**GIVEN ENTRIES**
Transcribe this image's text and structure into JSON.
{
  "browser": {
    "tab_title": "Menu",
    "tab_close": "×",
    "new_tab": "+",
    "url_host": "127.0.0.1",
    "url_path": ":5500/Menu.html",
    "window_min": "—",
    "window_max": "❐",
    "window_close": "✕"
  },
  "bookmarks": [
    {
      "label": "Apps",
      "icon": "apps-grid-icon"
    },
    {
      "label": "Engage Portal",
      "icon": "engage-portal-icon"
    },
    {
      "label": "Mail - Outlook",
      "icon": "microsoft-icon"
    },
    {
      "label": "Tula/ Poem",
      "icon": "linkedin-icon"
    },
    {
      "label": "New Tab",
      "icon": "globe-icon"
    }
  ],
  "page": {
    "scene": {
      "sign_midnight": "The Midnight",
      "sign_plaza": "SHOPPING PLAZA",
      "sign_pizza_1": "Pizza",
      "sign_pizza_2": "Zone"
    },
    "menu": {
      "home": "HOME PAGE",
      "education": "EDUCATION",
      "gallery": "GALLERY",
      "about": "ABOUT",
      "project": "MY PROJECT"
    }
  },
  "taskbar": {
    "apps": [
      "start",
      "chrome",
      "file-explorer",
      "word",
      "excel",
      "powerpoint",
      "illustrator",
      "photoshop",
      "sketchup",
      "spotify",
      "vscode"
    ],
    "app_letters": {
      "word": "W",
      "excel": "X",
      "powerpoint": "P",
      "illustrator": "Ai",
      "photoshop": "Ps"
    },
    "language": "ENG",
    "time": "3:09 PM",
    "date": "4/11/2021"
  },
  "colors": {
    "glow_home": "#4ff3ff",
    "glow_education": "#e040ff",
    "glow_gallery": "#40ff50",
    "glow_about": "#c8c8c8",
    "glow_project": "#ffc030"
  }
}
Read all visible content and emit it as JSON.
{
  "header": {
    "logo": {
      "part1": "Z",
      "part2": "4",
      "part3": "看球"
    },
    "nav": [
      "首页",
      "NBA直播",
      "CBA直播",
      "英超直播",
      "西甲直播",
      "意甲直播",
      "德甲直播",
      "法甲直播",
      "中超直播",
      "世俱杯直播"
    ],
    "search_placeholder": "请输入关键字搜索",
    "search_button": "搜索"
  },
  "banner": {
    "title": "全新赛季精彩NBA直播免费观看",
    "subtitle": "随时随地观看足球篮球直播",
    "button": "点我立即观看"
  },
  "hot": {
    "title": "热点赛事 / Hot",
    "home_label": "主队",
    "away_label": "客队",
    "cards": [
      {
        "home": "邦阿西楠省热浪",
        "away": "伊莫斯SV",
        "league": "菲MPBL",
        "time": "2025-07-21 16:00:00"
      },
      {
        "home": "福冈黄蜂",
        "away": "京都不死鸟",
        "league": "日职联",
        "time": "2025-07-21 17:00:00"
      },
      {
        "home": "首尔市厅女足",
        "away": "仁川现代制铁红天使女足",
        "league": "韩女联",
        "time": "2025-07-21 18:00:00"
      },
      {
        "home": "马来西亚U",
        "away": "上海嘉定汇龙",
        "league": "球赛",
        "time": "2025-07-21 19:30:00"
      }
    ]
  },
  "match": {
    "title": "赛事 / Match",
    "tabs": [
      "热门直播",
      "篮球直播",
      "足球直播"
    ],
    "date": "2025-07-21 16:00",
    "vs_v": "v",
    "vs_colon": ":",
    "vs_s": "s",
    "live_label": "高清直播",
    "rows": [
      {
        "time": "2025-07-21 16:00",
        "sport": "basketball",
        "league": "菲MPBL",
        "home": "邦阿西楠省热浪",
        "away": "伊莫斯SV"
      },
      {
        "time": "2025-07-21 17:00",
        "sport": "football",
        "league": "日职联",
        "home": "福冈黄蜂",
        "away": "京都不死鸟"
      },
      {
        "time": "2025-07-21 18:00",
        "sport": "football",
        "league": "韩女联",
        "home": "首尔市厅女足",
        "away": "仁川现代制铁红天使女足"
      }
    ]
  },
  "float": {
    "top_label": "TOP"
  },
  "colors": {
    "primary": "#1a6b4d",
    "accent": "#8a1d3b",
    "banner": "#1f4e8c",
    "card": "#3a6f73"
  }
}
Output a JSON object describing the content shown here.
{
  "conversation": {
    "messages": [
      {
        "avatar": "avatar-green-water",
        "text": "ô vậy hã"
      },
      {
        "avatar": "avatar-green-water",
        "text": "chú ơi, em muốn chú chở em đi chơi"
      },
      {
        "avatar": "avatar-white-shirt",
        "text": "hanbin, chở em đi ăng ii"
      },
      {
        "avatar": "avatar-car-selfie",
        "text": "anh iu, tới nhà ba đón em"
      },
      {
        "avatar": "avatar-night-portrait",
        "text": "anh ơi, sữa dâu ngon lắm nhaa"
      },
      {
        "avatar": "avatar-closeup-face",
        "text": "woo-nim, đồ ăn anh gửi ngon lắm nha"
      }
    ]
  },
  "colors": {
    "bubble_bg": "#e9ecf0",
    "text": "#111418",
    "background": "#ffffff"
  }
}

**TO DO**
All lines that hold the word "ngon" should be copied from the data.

**TASK OUTPUT**
        "text": "anh ơi, sữa dâu ngon lắm nhaa"
        "text": "woo-nim, đồ ăn anh gửi ngon lắm nha"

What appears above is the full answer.